Google Finds Itself Beneath EU Regulatory Hammer Once More
As calls for the break up of big tech begin to emerge in the 2020 U.S. presidential race, Europe is weighing in on the matter, hitting Google with something harder than rhetoric: dollars.
The search giant has been fined $1.7 billion for violating Europe’s antitrust policies. Specifically, the company stands accused of compelling companies that deploy its search capabilities on their own platforms to display a disproportionately high humber of text ads that will line Google’s pockets.
“Google has cemented its dominance in online search adverts and shielded itself from competitive pressure by imposing anticompetitive contractual restrictions on third-party websites,” Margrethe Vestager, Europe’s commissioner for competition, said in a statement. “This is illegal under E.U. antitrust rules.”
While Silicon Valley and the American business community more broadly are known for making light of Europe’s supposedly uptight attitude toward big business practices, times are changing.
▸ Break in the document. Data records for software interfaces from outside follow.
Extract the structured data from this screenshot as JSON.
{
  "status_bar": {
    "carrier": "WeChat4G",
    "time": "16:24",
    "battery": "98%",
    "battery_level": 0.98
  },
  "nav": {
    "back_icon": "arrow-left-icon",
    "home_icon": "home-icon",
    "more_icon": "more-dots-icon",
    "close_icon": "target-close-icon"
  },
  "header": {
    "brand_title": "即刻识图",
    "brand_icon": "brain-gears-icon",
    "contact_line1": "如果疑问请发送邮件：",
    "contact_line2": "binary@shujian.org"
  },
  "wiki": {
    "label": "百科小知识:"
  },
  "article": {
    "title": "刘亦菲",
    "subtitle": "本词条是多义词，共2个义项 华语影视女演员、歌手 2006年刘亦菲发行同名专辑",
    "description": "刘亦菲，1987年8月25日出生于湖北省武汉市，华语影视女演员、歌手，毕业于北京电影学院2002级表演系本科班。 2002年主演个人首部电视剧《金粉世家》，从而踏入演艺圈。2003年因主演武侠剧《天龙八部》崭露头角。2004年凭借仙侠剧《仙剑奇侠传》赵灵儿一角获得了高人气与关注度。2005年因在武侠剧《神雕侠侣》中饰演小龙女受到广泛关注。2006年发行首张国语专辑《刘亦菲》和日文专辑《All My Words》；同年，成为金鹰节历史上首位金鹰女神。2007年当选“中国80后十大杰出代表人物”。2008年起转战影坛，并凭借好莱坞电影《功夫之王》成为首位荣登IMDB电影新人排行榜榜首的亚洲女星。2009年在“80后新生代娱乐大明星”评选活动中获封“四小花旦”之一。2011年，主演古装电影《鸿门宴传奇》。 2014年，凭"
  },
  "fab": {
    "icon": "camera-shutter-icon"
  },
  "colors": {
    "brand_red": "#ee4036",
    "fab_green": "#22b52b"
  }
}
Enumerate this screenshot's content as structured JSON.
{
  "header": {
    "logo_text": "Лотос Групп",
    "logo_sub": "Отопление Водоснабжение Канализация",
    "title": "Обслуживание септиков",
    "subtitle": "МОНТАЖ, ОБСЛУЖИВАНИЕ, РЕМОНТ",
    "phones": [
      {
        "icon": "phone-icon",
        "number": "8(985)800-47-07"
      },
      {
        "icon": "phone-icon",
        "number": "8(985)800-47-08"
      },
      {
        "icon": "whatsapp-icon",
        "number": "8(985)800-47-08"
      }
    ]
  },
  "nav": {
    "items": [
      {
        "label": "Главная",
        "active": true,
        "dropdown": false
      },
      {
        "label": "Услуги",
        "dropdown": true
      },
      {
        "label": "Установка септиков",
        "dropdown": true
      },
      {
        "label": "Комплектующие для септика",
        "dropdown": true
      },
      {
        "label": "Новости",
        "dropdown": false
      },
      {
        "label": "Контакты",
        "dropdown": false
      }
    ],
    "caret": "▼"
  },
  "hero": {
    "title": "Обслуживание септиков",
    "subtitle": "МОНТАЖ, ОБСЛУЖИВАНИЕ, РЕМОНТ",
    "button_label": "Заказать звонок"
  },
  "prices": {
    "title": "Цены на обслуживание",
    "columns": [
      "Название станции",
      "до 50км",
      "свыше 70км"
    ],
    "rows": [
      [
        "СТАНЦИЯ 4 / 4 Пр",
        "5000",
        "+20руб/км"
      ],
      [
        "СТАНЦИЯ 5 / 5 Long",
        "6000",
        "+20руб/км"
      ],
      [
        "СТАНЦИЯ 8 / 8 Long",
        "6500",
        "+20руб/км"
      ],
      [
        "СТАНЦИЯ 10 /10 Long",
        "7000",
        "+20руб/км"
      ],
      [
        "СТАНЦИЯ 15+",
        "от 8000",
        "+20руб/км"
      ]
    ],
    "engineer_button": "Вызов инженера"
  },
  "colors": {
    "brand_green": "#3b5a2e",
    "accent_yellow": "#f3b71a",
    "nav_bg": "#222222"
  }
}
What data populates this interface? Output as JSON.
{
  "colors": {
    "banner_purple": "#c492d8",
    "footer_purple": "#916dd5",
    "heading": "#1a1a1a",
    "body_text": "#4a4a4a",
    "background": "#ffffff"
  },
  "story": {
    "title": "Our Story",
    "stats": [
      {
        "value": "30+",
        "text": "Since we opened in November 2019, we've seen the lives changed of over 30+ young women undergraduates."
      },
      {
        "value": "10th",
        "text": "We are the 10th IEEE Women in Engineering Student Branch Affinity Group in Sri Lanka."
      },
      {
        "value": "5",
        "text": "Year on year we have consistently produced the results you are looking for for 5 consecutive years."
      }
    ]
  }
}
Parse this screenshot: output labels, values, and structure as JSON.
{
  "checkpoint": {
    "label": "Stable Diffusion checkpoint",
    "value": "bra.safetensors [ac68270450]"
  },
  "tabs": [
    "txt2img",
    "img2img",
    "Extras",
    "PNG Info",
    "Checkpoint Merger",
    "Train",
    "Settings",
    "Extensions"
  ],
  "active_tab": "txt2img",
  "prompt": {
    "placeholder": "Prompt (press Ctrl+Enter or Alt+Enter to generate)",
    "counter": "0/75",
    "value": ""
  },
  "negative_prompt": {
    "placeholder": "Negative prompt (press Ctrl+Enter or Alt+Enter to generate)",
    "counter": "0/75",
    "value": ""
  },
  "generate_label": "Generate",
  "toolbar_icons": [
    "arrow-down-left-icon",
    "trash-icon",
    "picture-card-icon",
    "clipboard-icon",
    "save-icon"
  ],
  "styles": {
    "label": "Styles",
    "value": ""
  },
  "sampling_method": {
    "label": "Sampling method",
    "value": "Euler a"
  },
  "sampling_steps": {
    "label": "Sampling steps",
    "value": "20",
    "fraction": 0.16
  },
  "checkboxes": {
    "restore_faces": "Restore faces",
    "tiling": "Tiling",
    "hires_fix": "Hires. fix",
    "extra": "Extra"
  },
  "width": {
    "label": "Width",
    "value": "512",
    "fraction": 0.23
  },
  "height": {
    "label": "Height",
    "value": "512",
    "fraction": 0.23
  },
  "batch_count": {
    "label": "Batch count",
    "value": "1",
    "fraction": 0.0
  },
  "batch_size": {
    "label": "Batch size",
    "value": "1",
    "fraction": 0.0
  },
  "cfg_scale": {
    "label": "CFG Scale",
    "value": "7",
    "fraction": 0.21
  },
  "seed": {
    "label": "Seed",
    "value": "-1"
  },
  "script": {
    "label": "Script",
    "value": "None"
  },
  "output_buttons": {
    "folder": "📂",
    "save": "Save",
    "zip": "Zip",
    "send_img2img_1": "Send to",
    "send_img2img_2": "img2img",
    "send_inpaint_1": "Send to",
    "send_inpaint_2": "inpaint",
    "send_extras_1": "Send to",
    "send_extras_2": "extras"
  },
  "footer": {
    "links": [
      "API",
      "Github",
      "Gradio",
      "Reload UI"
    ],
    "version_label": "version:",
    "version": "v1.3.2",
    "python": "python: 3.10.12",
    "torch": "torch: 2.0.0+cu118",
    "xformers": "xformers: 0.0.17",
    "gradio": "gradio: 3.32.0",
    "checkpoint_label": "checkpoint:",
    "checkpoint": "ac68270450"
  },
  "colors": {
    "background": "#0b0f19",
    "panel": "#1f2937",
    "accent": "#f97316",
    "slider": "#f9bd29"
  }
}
The rollout of Europe’s major privacy law, GDPR, last year paved the way for similar legislation in California, to go into effect in January 2020, and calls from presidential candidates for more aggressive legislation indicate that more U.S. states, if not the federal government, will be adding to Big Tech’s legal bills in the years to come.